**Available records**
::::::::::
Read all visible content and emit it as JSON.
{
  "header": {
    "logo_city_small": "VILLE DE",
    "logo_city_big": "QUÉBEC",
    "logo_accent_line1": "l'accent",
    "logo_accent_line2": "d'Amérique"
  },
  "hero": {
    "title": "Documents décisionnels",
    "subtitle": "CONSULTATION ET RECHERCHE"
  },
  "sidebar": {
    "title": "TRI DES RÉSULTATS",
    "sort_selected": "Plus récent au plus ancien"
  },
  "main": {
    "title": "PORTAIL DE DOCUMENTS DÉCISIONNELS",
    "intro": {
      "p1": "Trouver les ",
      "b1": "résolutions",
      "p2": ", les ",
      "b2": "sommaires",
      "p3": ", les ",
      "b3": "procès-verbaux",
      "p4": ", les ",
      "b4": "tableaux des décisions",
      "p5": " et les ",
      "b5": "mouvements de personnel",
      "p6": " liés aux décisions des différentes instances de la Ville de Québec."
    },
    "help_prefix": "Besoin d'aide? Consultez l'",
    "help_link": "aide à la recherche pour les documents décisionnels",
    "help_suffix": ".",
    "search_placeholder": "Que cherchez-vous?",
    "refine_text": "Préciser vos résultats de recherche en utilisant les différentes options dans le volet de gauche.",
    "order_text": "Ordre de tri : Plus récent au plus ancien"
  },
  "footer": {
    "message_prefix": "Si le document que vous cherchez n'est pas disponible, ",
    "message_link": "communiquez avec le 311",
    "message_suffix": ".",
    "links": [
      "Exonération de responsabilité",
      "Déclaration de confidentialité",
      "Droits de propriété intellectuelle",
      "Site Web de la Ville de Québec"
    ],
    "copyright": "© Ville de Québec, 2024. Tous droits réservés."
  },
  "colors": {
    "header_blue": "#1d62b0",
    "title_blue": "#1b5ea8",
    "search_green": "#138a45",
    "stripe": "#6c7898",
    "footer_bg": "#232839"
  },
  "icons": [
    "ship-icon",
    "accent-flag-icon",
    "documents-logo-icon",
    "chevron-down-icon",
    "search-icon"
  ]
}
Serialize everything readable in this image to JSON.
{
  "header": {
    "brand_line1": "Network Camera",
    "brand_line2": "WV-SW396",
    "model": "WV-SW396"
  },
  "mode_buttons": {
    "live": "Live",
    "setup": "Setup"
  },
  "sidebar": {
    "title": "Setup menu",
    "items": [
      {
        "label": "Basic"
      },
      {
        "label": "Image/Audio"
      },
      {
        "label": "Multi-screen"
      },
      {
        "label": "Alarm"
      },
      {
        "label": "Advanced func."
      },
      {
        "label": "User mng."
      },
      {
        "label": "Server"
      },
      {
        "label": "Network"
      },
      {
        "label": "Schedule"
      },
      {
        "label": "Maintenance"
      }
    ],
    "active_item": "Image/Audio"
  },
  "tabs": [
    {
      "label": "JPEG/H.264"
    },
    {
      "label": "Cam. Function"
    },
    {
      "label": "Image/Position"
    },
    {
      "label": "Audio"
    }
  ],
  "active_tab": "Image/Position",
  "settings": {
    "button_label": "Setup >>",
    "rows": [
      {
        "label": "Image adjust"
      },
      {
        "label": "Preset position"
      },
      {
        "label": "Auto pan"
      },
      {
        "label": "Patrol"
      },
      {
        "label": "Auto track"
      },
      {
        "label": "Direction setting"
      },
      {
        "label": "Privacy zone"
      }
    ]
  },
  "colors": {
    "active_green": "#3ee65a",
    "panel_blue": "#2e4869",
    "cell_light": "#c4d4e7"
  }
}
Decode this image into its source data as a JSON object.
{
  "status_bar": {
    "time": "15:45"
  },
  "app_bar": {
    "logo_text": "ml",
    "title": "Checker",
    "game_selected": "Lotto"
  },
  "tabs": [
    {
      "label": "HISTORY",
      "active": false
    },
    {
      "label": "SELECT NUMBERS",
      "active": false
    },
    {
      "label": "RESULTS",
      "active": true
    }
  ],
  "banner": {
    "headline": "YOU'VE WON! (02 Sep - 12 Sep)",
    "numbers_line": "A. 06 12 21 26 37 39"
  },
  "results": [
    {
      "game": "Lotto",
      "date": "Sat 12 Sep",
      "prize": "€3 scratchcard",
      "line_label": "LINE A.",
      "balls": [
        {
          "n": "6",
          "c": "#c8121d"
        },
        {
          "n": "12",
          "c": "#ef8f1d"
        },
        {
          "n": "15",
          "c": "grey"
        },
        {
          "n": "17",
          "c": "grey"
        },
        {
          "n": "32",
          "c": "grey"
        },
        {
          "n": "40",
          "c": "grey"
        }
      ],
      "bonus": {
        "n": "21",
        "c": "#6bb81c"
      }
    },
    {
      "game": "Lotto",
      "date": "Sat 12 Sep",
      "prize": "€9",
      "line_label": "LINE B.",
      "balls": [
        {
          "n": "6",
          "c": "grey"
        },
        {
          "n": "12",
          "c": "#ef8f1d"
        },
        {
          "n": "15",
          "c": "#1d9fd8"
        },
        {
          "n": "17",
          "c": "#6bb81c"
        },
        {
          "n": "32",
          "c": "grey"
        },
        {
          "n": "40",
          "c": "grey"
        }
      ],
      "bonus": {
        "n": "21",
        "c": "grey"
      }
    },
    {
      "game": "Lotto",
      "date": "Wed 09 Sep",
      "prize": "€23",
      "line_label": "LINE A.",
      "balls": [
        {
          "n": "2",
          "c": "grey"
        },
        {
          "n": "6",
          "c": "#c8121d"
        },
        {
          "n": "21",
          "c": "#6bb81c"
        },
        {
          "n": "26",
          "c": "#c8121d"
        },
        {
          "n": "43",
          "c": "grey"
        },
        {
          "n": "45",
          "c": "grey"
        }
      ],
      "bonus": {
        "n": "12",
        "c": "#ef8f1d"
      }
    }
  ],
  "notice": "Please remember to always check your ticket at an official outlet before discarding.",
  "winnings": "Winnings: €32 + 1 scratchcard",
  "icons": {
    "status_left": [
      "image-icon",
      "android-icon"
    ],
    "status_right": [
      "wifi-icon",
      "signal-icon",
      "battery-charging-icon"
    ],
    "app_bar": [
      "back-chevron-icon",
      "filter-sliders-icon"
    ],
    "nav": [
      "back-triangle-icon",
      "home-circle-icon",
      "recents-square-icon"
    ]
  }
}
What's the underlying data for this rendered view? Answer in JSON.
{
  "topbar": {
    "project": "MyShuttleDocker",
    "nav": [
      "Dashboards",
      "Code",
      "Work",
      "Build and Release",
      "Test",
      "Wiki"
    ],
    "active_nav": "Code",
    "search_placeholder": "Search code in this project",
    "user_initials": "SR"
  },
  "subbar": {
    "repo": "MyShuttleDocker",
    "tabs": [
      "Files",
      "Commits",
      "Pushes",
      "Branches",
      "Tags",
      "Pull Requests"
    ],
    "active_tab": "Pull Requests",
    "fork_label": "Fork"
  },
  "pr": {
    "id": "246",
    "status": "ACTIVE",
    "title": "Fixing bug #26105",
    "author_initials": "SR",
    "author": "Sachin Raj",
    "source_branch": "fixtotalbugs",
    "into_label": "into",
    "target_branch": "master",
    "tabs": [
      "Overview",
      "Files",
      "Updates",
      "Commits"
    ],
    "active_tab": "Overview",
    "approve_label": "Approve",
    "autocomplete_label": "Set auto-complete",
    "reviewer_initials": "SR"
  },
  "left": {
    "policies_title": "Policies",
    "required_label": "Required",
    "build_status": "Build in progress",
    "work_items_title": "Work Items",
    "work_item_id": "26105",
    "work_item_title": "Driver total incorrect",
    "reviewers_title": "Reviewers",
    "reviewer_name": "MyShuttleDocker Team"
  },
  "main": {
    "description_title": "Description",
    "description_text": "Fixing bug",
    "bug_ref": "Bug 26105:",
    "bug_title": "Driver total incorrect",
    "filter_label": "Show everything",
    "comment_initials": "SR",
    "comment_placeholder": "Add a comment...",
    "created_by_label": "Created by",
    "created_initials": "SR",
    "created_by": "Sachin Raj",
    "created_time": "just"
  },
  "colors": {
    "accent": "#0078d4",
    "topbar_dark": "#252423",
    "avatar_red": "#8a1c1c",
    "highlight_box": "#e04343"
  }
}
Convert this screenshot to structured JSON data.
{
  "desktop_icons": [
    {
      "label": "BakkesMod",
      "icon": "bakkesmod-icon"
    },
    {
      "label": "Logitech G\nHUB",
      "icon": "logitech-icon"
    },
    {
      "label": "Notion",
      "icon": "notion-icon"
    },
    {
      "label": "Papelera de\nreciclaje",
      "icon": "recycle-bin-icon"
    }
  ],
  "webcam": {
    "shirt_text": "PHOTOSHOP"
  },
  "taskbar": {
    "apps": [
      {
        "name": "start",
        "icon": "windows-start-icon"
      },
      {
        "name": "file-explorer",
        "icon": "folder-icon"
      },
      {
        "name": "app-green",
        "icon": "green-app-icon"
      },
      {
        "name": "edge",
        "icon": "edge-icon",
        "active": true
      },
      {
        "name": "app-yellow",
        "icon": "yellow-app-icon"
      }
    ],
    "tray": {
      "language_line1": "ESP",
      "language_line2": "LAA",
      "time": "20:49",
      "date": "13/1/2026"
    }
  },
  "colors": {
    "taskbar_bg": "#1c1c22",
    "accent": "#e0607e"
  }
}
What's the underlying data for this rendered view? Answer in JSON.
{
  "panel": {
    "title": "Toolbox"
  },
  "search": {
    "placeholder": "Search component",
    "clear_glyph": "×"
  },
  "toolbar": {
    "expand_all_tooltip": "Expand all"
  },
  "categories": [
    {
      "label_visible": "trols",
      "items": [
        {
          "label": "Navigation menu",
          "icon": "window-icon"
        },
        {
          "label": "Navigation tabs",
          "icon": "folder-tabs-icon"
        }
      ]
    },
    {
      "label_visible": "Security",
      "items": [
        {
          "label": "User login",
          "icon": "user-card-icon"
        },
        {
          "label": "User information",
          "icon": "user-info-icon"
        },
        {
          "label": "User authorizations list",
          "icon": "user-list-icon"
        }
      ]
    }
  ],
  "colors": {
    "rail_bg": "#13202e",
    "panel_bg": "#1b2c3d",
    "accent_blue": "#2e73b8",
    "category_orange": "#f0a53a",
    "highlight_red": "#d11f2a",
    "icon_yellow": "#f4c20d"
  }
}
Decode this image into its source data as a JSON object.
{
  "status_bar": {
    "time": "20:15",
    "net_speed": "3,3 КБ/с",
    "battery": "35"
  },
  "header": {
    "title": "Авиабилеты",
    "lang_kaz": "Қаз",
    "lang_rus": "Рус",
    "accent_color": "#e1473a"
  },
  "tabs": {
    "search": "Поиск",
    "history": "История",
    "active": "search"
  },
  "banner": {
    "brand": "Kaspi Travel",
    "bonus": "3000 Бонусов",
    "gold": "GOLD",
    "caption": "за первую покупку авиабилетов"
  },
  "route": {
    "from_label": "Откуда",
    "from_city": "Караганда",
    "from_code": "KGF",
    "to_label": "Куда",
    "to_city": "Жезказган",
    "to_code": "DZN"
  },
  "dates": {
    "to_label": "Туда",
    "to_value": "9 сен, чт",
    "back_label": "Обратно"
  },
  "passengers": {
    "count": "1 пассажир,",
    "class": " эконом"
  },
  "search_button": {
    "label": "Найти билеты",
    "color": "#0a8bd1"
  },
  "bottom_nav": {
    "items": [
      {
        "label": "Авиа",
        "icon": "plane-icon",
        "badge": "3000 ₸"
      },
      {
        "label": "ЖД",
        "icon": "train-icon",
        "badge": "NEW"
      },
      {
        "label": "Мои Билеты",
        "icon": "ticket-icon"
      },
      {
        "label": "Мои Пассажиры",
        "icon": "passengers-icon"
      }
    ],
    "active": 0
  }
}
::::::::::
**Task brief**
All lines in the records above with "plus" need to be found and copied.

**Answer for the task**
    "sort_selected": "Plus récent au plus ancien"
    "order_text": "Ordre de tri : Plus récent au plus ancien"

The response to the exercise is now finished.